** DESCRIPTION OF THE TASK **
Print the entries exactly; no image belongs in the copy.

** EXTRACTED MATERIAL **

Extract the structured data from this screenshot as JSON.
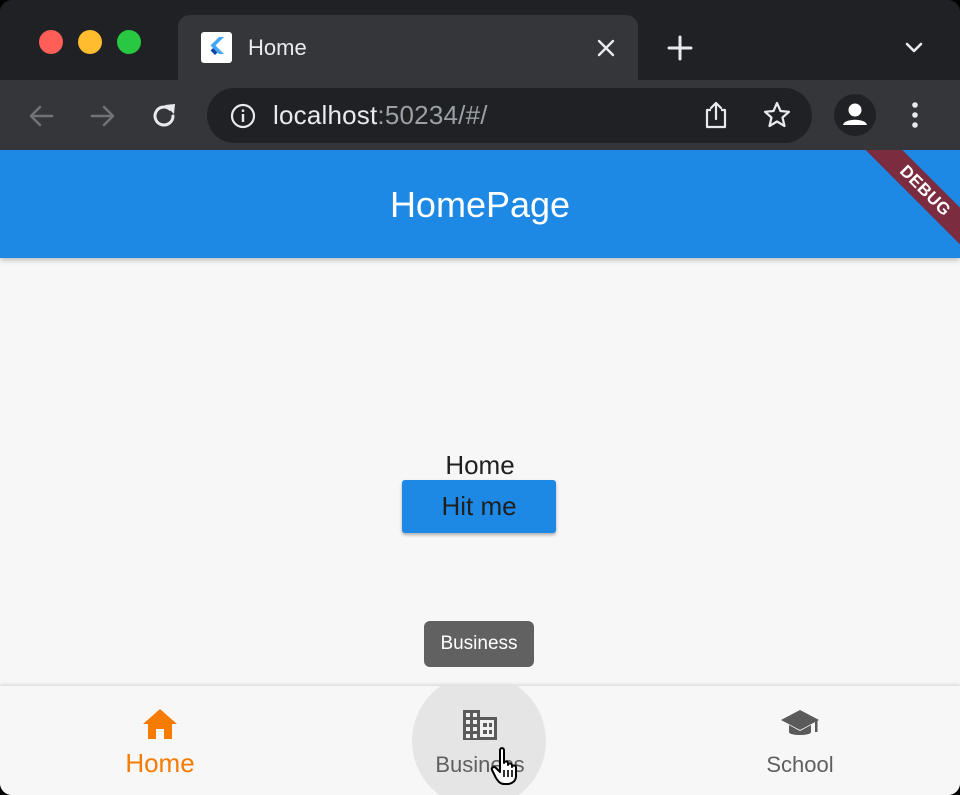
{
  "browser": {
    "tab_title": "Home",
    "url_host": "localhost",
    "url_rest": ":50234/#/"
  },
  "app": {
    "appbar_title": "HomePage",
    "debug_banner": "DEBUG",
    "body_label": "Home",
    "button_label": "Hit me",
    "tooltip": "Business",
    "colors": {
      "primary": "#1e88e5",
      "selected": "#f57c00",
      "unselected": "#5f5f5f"
    }
  },
  "bottom_nav": {
    "items": [
      {
        "label": "Home",
        "icon": "home-icon",
        "selected": true
      },
      {
        "label": "Business",
        "icon": "business-icon",
        "selected": false
      },
      {
        "label": "School",
        "icon": "school-icon",
        "selected": false
      }
    ]
  }
}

** RESULT FOR THIS EXERCISE **
Extract the structured data from this screenshot as JSON.
{
  "browser": {
    "tab_title": "Home",
    "url_host": "localhost",
    "url_rest": ":50234/#/"
  },
  "app": {
    "appbar_title": "HomePage",
    "debug_banner": "DEBUG",
    "body_label": "Home",
    "button_label": "Hit me",
    "tooltip": "Business",
    "colors": {
      "primary": "#1e88e5",
      "selected": "#f57c00",
      "unselected": "#5f5f5f"
    }
  },
  "bottom_nav": {
    "items": [
      {
        "label": "Home",
        "icon": "home-icon",
        "selected": true
      },
      {
        "label": "Business",
        "icon": "business-icon",
        "selected": false
      },
      {
        "label": "School",
        "icon": "school-icon",
        "selected": false
      }
    ]
  }
}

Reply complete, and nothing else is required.